(The following excerpt from Made In The USA: The Evolution Of American Labor by Jeff Ihaza recently appeared on aol.com. To view it in its entirety click on the link below.)
For most Americans, Labor Day is little more than the unofficial end of summer — a nice break from the work week that recharges them for the days ahead. It wasn’t always that easy though. During the nation’s younger days, ideas like a minimum wage, an 8-hour work day and protections for working children were still being fought over. In fact, Labor Day as a holiday is the product of a series of efforts from labor unions across the country toward the end of the 19th century.
Nowadays, we celebrate Labor Day on the first Monday of September — but the first Labor Day was actually celebrated on a Tuesday, according to the U.S. Department of Labor. In 1882, the Central Labor Union in New York City organized a celebration on September 5th. After two years of simply using September 5th as the holiday, the first Monday in September was designated as the official “workingmen’s holiday.”
This isn’t to suggest that Labor Day didn’t face its detractors.
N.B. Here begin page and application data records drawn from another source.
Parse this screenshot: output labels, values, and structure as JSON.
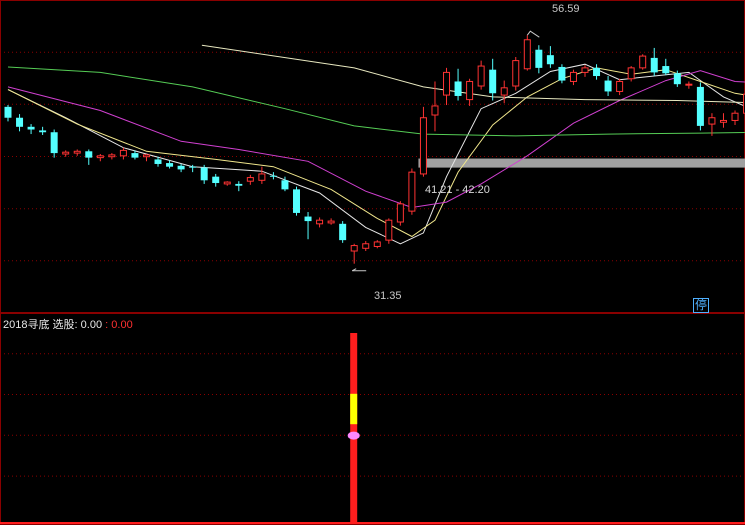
{
  "chart_data": {
    "type": "candlestick",
    "ylim": [
      28.5,
      58.5
    ],
    "high_label": "56.59",
    "low_label": "31.35",
    "range_label": "41.21 - 42.20",
    "stop_badge": "停",
    "candles": [
      [
        48.7,
        48.9,
        47.1,
        47.5
      ],
      [
        47.5,
        47.9,
        46.0,
        46.5
      ],
      [
        46.5,
        46.8,
        45.7,
        46.2
      ],
      [
        46.1,
        46.5,
        45.6,
        45.9
      ],
      [
        45.9,
        46.2,
        43.1,
        43.6
      ],
      [
        43.5,
        43.9,
        43.2,
        43.7
      ],
      [
        43.6,
        44.0,
        43.3,
        43.8
      ],
      [
        43.8,
        44.0,
        42.3,
        43.1
      ],
      [
        43.1,
        43.5,
        42.7,
        43.3
      ],
      [
        43.2,
        43.6,
        42.9,
        43.4
      ],
      [
        43.3,
        44.2,
        42.9,
        43.9
      ],
      [
        43.6,
        43.9,
        42.9,
        43.1
      ],
      [
        43.2,
        43.5,
        42.7,
        43.4
      ],
      [
        42.9,
        43.2,
        42.1,
        42.4
      ],
      [
        42.5,
        42.8,
        41.9,
        42.1
      ],
      [
        42.2,
        42.4,
        41.5,
        41.8
      ],
      [
        42.1,
        42.3,
        41.5,
        42.0
      ],
      [
        42.0,
        42.3,
        40.2,
        40.6
      ],
      [
        41.0,
        41.3,
        39.9,
        40.3
      ],
      [
        40.2,
        40.5,
        40.0,
        40.4
      ],
      [
        40.2,
        40.5,
        39.4,
        40.0
      ],
      [
        40.5,
        41.2,
        40.1,
        40.9
      ],
      [
        40.6,
        42.1,
        40.2,
        41.3
      ],
      [
        41.1,
        41.5,
        40.7,
        41.0
      ],
      [
        40.6,
        41.0,
        39.4,
        39.6
      ],
      [
        39.6,
        39.9,
        36.7,
        37.0
      ],
      [
        36.6,
        37.1,
        34.1,
        36.1
      ],
      [
        35.8,
        36.5,
        35.4,
        36.2
      ],
      [
        35.9,
        36.4,
        35.7,
        36.1
      ],
      [
        35.8,
        36.1,
        33.7,
        34.0
      ],
      [
        32.8,
        33.6,
        31.4,
        33.4
      ],
      [
        33.1,
        33.9,
        32.8,
        33.6
      ],
      [
        33.3,
        34.0,
        33.1,
        33.8
      ],
      [
        34.0,
        36.4,
        33.6,
        36.2
      ],
      [
        36.0,
        38.3,
        35.6,
        38.0
      ],
      [
        37.2,
        41.9,
        36.8,
        41.5
      ],
      [
        41.3,
        48.7,
        41.0,
        47.5
      ],
      [
        47.8,
        51.5,
        46.0,
        48.8
      ],
      [
        50.0,
        53.0,
        48.9,
        52.5
      ],
      [
        51.5,
        52.9,
        49.4,
        49.9
      ],
      [
        49.5,
        51.8,
        48.8,
        51.5
      ],
      [
        51.0,
        53.8,
        50.6,
        53.2
      ],
      [
        52.8,
        54.0,
        49.4,
        50.2
      ],
      [
        50.0,
        51.6,
        49.1,
        50.8
      ],
      [
        51.0,
        54.2,
        50.5,
        53.8
      ],
      [
        52.9,
        56.6,
        52.7,
        56.1
      ],
      [
        55.0,
        55.5,
        52.4,
        53.0
      ],
      [
        54.4,
        55.4,
        53.0,
        53.4
      ],
      [
        53.1,
        53.4,
        51.3,
        51.6
      ],
      [
        51.5,
        52.8,
        51.1,
        52.5
      ],
      [
        52.5,
        53.3,
        52.0,
        53.0
      ],
      [
        53.0,
        53.4,
        51.7,
        52.1
      ],
      [
        51.6,
        52.1,
        49.9,
        50.4
      ],
      [
        50.4,
        51.8,
        50.0,
        51.5
      ],
      [
        51.8,
        53.2,
        51.5,
        53.0
      ],
      [
        53.0,
        54.5,
        52.8,
        54.3
      ],
      [
        54.1,
        55.2,
        52.1,
        52.5
      ],
      [
        53.2,
        54.0,
        52.2,
        52.4
      ],
      [
        52.4,
        52.7,
        50.9,
        51.2
      ],
      [
        51.1,
        51.5,
        50.7,
        51.2
      ],
      [
        50.9,
        51.4,
        46.1,
        46.6
      ],
      [
        46.8,
        48.0,
        45.5,
        47.5
      ],
      [
        47.0,
        48.0,
        46.4,
        47.2
      ],
      [
        47.2,
        48.3,
        46.7,
        48.0
      ],
      [
        48.0,
        50.4,
        47.7,
        50.1
      ],
      [
        50.3,
        52.3,
        49.3,
        50.7
      ],
      [
        50.7,
        52.5,
        50.2,
        51.2
      ]
    ],
    "ma_lines": [
      {
        "color": "#e6e6e6",
        "values": [
          [
            0,
            50.6
          ],
          [
            5,
            47.5
          ],
          [
            10,
            44.2
          ],
          [
            16,
            42.1
          ],
          [
            22,
            41.6
          ],
          [
            27,
            39.2
          ],
          [
            31,
            35.4
          ],
          [
            34,
            33.6
          ],
          [
            36,
            34.8
          ],
          [
            38,
            41.0
          ],
          [
            41,
            48.5
          ],
          [
            44,
            50.2
          ],
          [
            47,
            52.6
          ],
          [
            50,
            53.4
          ],
          [
            53,
            51.7
          ],
          [
            56,
            52.1
          ],
          [
            59,
            52.5
          ],
          [
            62,
            49.8
          ],
          [
            64,
            48.7
          ],
          [
            66,
            49.4
          ]
        ]
      },
      {
        "color": "#f0e68c",
        "values": [
          [
            0,
            50.6
          ],
          [
            6,
            46.8
          ],
          [
            12,
            43.8
          ],
          [
            18,
            42.9
          ],
          [
            23,
            42.1
          ],
          [
            28,
            39.6
          ],
          [
            32,
            36.4
          ],
          [
            35,
            34.4
          ],
          [
            37,
            36.2
          ],
          [
            39,
            41.5
          ],
          [
            42,
            46.7
          ],
          [
            45,
            49.8
          ],
          [
            48,
            51.8
          ],
          [
            51,
            53.0
          ],
          [
            54,
            52.3
          ],
          [
            57,
            52.8
          ],
          [
            60,
            51.5
          ],
          [
            63,
            50.2
          ],
          [
            66,
            49.6
          ]
        ]
      },
      {
        "color": "#d040d0",
        "values": [
          [
            0,
            50.9
          ],
          [
            8,
            48.3
          ],
          [
            15,
            44.9
          ],
          [
            20,
            44.0
          ],
          [
            26,
            42.7
          ],
          [
            31,
            39.4
          ],
          [
            35,
            37.6
          ],
          [
            38,
            38.2
          ],
          [
            41,
            40.2
          ],
          [
            45,
            43.3
          ],
          [
            49,
            46.9
          ],
          [
            53,
            49.4
          ],
          [
            57,
            51.6
          ],
          [
            60,
            52.7
          ],
          [
            63,
            51.5
          ],
          [
            66,
            51.3
          ]
        ]
      },
      {
        "color": "#55cc55",
        "values": [
          [
            0,
            53.1
          ],
          [
            8,
            52.5
          ],
          [
            16,
            50.9
          ],
          [
            24,
            48.5
          ],
          [
            30,
            46.6
          ],
          [
            36,
            45.7
          ],
          [
            44,
            45.5
          ],
          [
            52,
            45.7
          ],
          [
            60,
            45.8
          ],
          [
            66,
            45.9
          ]
        ]
      },
      {
        "color": "#e8e8c0",
        "values": [
          [
            16.8,
            55.5
          ],
          [
            30,
            53.0
          ],
          [
            36,
            50.9
          ],
          [
            42,
            49.8
          ],
          [
            50,
            49.5
          ],
          [
            58,
            49.4
          ],
          [
            66,
            49.1
          ]
        ]
      }
    ],
    "support_band": [
      42.0,
      43.0
    ],
    "indicator": {
      "name": "2018寻底",
      "selection_label": "选股:",
      "value_white": "0.00",
      "value_red": "0.00",
      "signal_index": 30,
      "signal_total": 1.0,
      "segment_yellow_fraction": [
        0.52,
        0.68
      ],
      "marker_fraction": 0.46
    },
    "colors": {
      "up": "#ff3333",
      "down": "#54ffff",
      "grid": "#8a0000",
      "band": "#a0a0a0",
      "signal": "#ff1e1e",
      "signal_mid": "#ffff00",
      "marker": "#ff88ff"
    }
  }
}
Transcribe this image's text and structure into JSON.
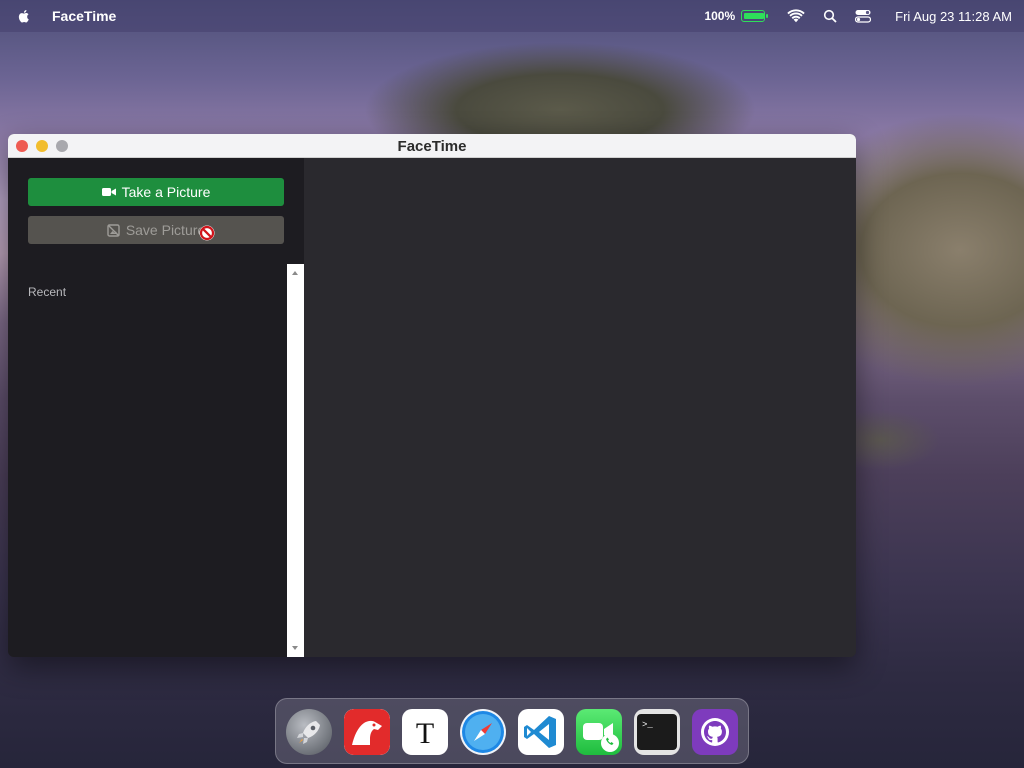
{
  "menubar": {
    "app_name": "FaceTime",
    "battery_percent_label": "100%",
    "battery_level": 1.0,
    "clock": "Fri Aug 23  11:28 AM",
    "icons": [
      "apple-icon",
      "battery-icon",
      "wifi-icon",
      "search-icon",
      "control-center-icon"
    ]
  },
  "window": {
    "title": "FaceTime",
    "buttons": {
      "take_picture": "Take a Picture",
      "save_picture": "Save Picture"
    },
    "recent_label": "Recent",
    "colors": {
      "primary_button": "#1e8e3e",
      "disabled_button": "#55534f",
      "sidebar": "#1d1c21",
      "main": "#2a292e"
    }
  },
  "dock": {
    "apps": [
      "launchpad",
      "bear",
      "typora",
      "safari",
      "visual-studio-code",
      "facetime",
      "terminal",
      "github-desktop"
    ]
  }
}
On September 4th, 1887, the New York Times published a scathing article titled “Labor Day and Idle Saturday” in which the author wrote “It is silly to set apart a day on which no labor is to be done as Labor Day.” Nonetheless, the idea of setting aside the first Monday in September as a holiday for workers eventually caught on across the nation.